The key word here, when it comes to incentives is "political." It's not the fact that SAA has a bureaucratic structure. Most large organizations do. The difference between SAA and a private organization is that profit is not the primary motivation — because bailouts and other political solutions can substitute for serving customers in the marketplace. IF SAA ceases to make a profit, as is already the case, it seems, it will continue to exist so long as government agents see fit to continue subsidizing it. In a truly private market, of course, an organization that fails to make a profit — regardless of how "bureaucratic" it is — ceases to exist.

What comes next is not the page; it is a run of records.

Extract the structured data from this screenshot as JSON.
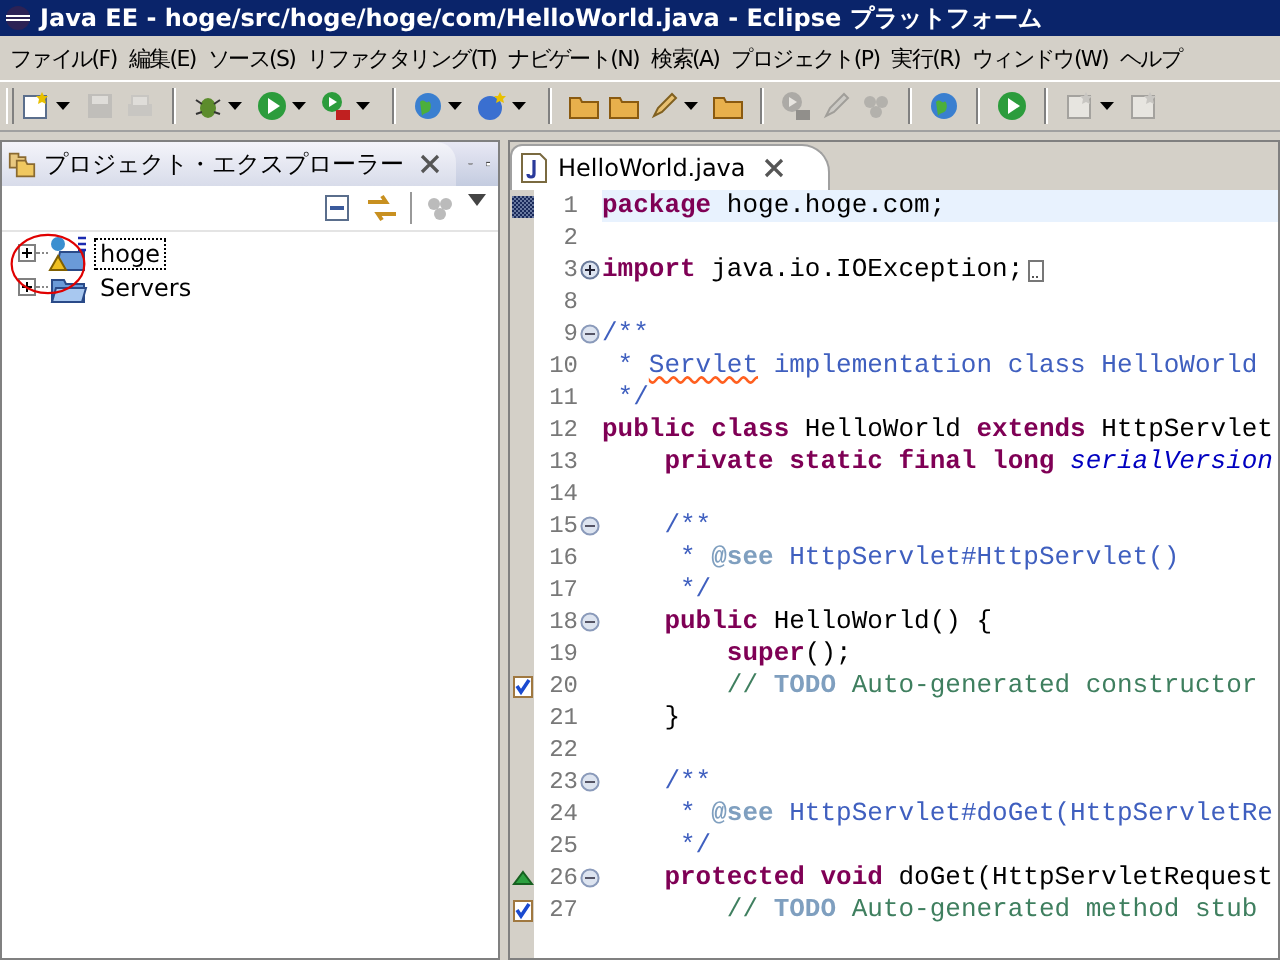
{
  "window": {
    "title": "Java EE - hoge/src/hoge/hoge/com/HelloWorld.java - Eclipse プラットフォーム"
  },
  "menu": [
    "ファイル(F)",
    "編集(E)",
    "ソース(S)",
    "リファクタリング(T)",
    "ナビゲート(N)",
    "検索(A)",
    "プロジェクト(P)",
    "実行(R)",
    "ウィンドウ(W)",
    "ヘルプ"
  ],
  "toolbar": [
    {
      "kind": "new",
      "disabled": false,
      "dropdown": true
    },
    {
      "kind": "save",
      "disabled": true,
      "dropdown": false
    },
    {
      "kind": "print",
      "disabled": true,
      "dropdown": false
    },
    {
      "kind": "sep"
    },
    {
      "kind": "debug",
      "disabled": false,
      "dropdown": true
    },
    {
      "kind": "run",
      "disabled": false,
      "dropdown": true
    },
    {
      "kind": "tool",
      "disabled": false,
      "dropdown": true
    },
    {
      "kind": "sep"
    },
    {
      "kind": "globe",
      "disabled": false,
      "dropdown": true
    },
    {
      "kind": "server",
      "disabled": false,
      "dropdown": true
    },
    {
      "kind": "sep"
    },
    {
      "kind": "folder",
      "disabled": false,
      "dropdown": false
    },
    {
      "kind": "folder",
      "disabled": false,
      "dropdown": false
    },
    {
      "kind": "pen",
      "disabled": false,
      "dropdown": true
    },
    {
      "kind": "folder",
      "disabled": false,
      "dropdown": false
    },
    {
      "kind": "sep"
    },
    {
      "kind": "tool",
      "disabled": true,
      "dropdown": false
    },
    {
      "kind": "pen",
      "disabled": true,
      "dropdown": false
    },
    {
      "kind": "dots",
      "disabled": true,
      "dropdown": false
    },
    {
      "kind": "sep"
    },
    {
      "kind": "globe",
      "disabled": false,
      "dropdown": false
    },
    {
      "kind": "sep"
    },
    {
      "kind": "run",
      "disabled": false,
      "dropdown": false
    },
    {
      "kind": "sep"
    },
    {
      "kind": "new",
      "disabled": true,
      "dropdown": true
    },
    {
      "kind": "new",
      "disabled": true,
      "dropdown": false
    }
  ],
  "explorer": {
    "title": "プロジェクト・エクスプローラー",
    "tree": [
      {
        "label": "hoge",
        "kind": "project",
        "expanded": false,
        "selected": true,
        "warning": true
      },
      {
        "label": "Servers",
        "kind": "folder",
        "expanded": false,
        "selected": false,
        "warning": false
      }
    ]
  },
  "editor": {
    "tab": {
      "label": "HelloWorld.java"
    },
    "lines": [
      {
        "n": "1",
        "kind": "bookmark",
        "current": true,
        "tokens": [
          {
            "kind": "keyword",
            "text": "package"
          },
          {
            "kind": "plain",
            "text": " hoge.hoge.com;"
          }
        ]
      },
      {
        "n": "2",
        "kind": "code",
        "current": false
      },
      {
        "n": "3",
        "kind": "code",
        "current": false,
        "expanded": false,
        "tokens": [
          {
            "kind": "keyword",
            "text": "import"
          },
          {
            "kind": "plain",
            "text": " java.io.IOException;"
          }
        ]
      },
      {
        "n": "8",
        "kind": "code",
        "current": false
      },
      {
        "n": "9",
        "kind": "code",
        "current": false,
        "expanded": true,
        "tokens": [
          {
            "kind": "javadoc",
            "text": "/**"
          }
        ]
      },
      {
        "n": "10",
        "kind": "code",
        "current": false,
        "tokens": [
          {
            "kind": "javadoc",
            "text": " * "
          },
          {
            "kind": "misspelled",
            "text": "Servlet"
          },
          {
            "kind": "javadoc",
            "text": " implementation class HelloWorld"
          }
        ]
      },
      {
        "n": "11",
        "kind": "code",
        "current": false,
        "tokens": [
          {
            "kind": "javadoc",
            "text": " */"
          }
        ]
      },
      {
        "n": "12",
        "kind": "code",
        "current": false,
        "tokens": [
          {
            "kind": "keyword",
            "text": "public class"
          },
          {
            "kind": "plain",
            "text": " HelloWorld "
          },
          {
            "kind": "keyword",
            "text": "extends"
          },
          {
            "kind": "plain",
            "text": " HttpServlet"
          }
        ]
      },
      {
        "n": "13",
        "kind": "code",
        "current": false,
        "tokens": [
          {
            "kind": "keyword",
            "text": "    private static final long"
          },
          {
            "kind": "field",
            "text": " serialVersion"
          }
        ]
      },
      {
        "n": "14",
        "kind": "code",
        "current": false
      },
      {
        "n": "15",
        "kind": "code",
        "current": false,
        "expanded": true,
        "tokens": [
          {
            "kind": "javadoc",
            "text": "    /**"
          }
        ]
      },
      {
        "n": "16",
        "kind": "code",
        "current": false,
        "tokens": [
          {
            "kind": "javadoc",
            "text": "     * "
          },
          {
            "kind": "tag",
            "text": "@see"
          },
          {
            "kind": "javadoc",
            "text": " HttpServlet#HttpServlet()"
          }
        ]
      },
      {
        "n": "17",
        "kind": "code",
        "current": false,
        "tokens": [
          {
            "kind": "javadoc",
            "text": "     */"
          }
        ]
      },
      {
        "n": "18",
        "kind": "code",
        "current": false,
        "expanded": true,
        "tokens": [
          {
            "kind": "keyword",
            "text": "    public"
          },
          {
            "kind": "plain",
            "text": " HelloWorld() {"
          }
        ]
      },
      {
        "n": "19",
        "kind": "code",
        "current": false,
        "tokens": [
          {
            "kind": "keyword",
            "text": "        super"
          },
          {
            "kind": "plain",
            "text": "();"
          }
        ]
      },
      {
        "n": "20",
        "kind": "task",
        "current": false,
        "tokens": [
          {
            "kind": "comment",
            "text": "        // "
          },
          {
            "kind": "tag",
            "text": "TODO"
          },
          {
            "kind": "comment",
            "text": " Auto-generated constructor"
          }
        ]
      },
      {
        "n": "21",
        "kind": "code",
        "current": false,
        "tokens": [
          {
            "kind": "plain",
            "text": "    }"
          }
        ]
      },
      {
        "n": "22",
        "kind": "code",
        "current": false
      },
      {
        "n": "23",
        "kind": "code",
        "current": false,
        "expanded": true,
        "tokens": [
          {
            "kind": "javadoc",
            "text": "    /**"
          }
        ]
      },
      {
        "n": "24",
        "kind": "code",
        "current": false,
        "tokens": [
          {
            "kind": "javadoc",
            "text": "     * "
          },
          {
            "kind": "tag",
            "text": "@see"
          },
          {
            "kind": "javadoc",
            "text": " HttpServlet#doGet(HttpServletRe"
          }
        ]
      },
      {
        "n": "25",
        "kind": "code",
        "current": false,
        "tokens": [
          {
            "kind": "javadoc",
            "text": "     */"
          }
        ]
      },
      {
        "n": "26",
        "kind": "override",
        "current": false,
        "expanded": true,
        "tokens": [
          {
            "kind": "keyword",
            "text": "    protected void"
          },
          {
            "kind": "plain",
            "text": " doGet(HttpServletRequest"
          }
        ]
      },
      {
        "n": "27",
        "kind": "task",
        "current": false,
        "tokens": [
          {
            "kind": "comment",
            "text": "        // "
          },
          {
            "kind": "tag",
            "text": "TODO"
          },
          {
            "kind": "comment",
            "text": " Auto-generated method stub"
          }
        ]
      }
    ]
  }
}
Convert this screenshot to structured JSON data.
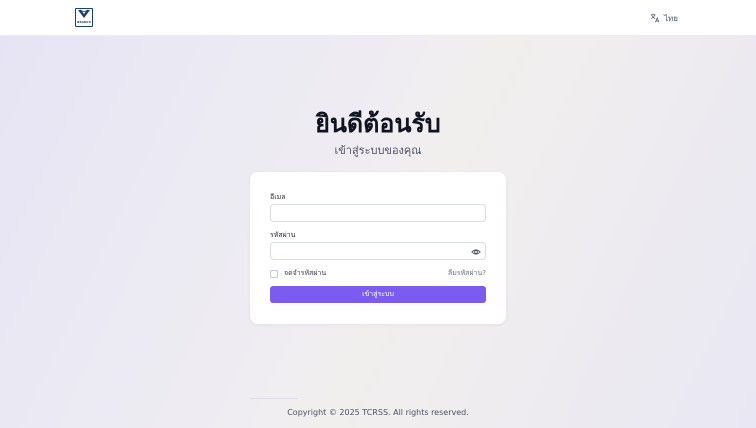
{
  "header": {
    "logo_text": "BZGNCS",
    "language_label": "ไทย"
  },
  "page": {
    "title": "ยินดีต้อนรับ",
    "subtitle": "เข้าสู่ระบบของคุณ"
  },
  "form": {
    "email_label": "อีเมล",
    "email_value": "",
    "password_label": "รหัสผ่าน",
    "password_value": "",
    "remember_label": "จดจำรหัสผ่าน",
    "remember_checked": false,
    "forgot_label": "ลืมรหัสผ่าน?",
    "submit_label": "เข้าสู่ระบบ"
  },
  "footer": {
    "copyright": "Copyright © 2025 TCRSS. All rights reserved."
  },
  "colors": {
    "primary": "#7c5cf0",
    "logo_blue": "#1d3f73"
  },
  "icons": {
    "language": "translate-icon",
    "password_toggle": "eye-icon"
  }
}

Apologies for the pay-walled link, but this Wall Street Journal article documenting the cheery fortunes of the Swiss National Bank really is remarkable. It's remarkable not only because the SNB actively chose to pour hundreds of billions of Francs into foreign stock purchases, or because currency devaluation remains a cornerstone of Swiss monetary policy (hasn't the fetish for exports been conclusively debunked?). What is most remarkable is the Journal's blasé attitude about the whole thing: nothing new to see here, folks. Of course central banks own stocks, why it's the current year!
The SNB’s profit was lifted by a trio of positive forces: low bond yields preserved the value of its foreign bonds; higher equity prices raised the value of SNB holdings that included $2.8 billion in Apple stock at the middle of 2017 and $1.3 billion in Facebook Inc. and the weaker Swiss currency made those foreign assets worth more in franc terms. For the first nine months of 2017, the SNB’s profit was 33.7 billion francs. Of that, over 14 billion francs was from rising equity prices and another 10.5 billion francs came from the valuation effects of the weaker franc, which fell around 5% against the euro last quarter.

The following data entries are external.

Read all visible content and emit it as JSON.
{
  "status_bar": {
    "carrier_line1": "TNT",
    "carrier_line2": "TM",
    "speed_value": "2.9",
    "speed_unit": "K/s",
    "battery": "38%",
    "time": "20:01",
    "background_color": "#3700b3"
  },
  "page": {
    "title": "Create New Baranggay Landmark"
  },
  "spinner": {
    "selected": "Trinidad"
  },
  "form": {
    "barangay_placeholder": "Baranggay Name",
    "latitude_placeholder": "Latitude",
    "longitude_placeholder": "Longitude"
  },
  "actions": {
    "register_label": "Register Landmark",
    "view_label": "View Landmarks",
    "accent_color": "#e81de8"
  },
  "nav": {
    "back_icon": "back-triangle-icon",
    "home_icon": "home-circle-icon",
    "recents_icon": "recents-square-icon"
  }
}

Not a bad paper gain for a nation of only 8.5 million people. But the rumor is stocks sometimes actually go down, while gold and cows and fine watches and chocolate have a slightly more enduring Swiss feel to them.
The SNB of course merely followed in the footsteps of the Bank of Japan and other central banks which own equities. And the ECB continues to flirt with the idea. But if the notion of central banks "embracing risk" and seeking returns sounds like moral hazard writ large to you, you're not thinking like a banker: large piles of reserves just laying around demand some kind of yield!
Is it really so far-fetched to imagine the Fed snapping up FAANG shares to prop up the NASDAQ during a rough patch? Or simply buying equities and corporate bonds generally, across the board, in the event of an economic downturn? It's an idea Janet Yellen already floated at the Fed's annual Jackson Hole meeting last year. It would require legislation (US law currently forbids the Fed from buying stocks), but given how obliging Congress was during the 2008 Crash it's hard to imagine much resistance the next time Wall Street gets shaky.
At this point can anyone still argue with a straight fact that the Fed exists as the "banker's bank," a neutral referee in financial markets and a lender of last resort?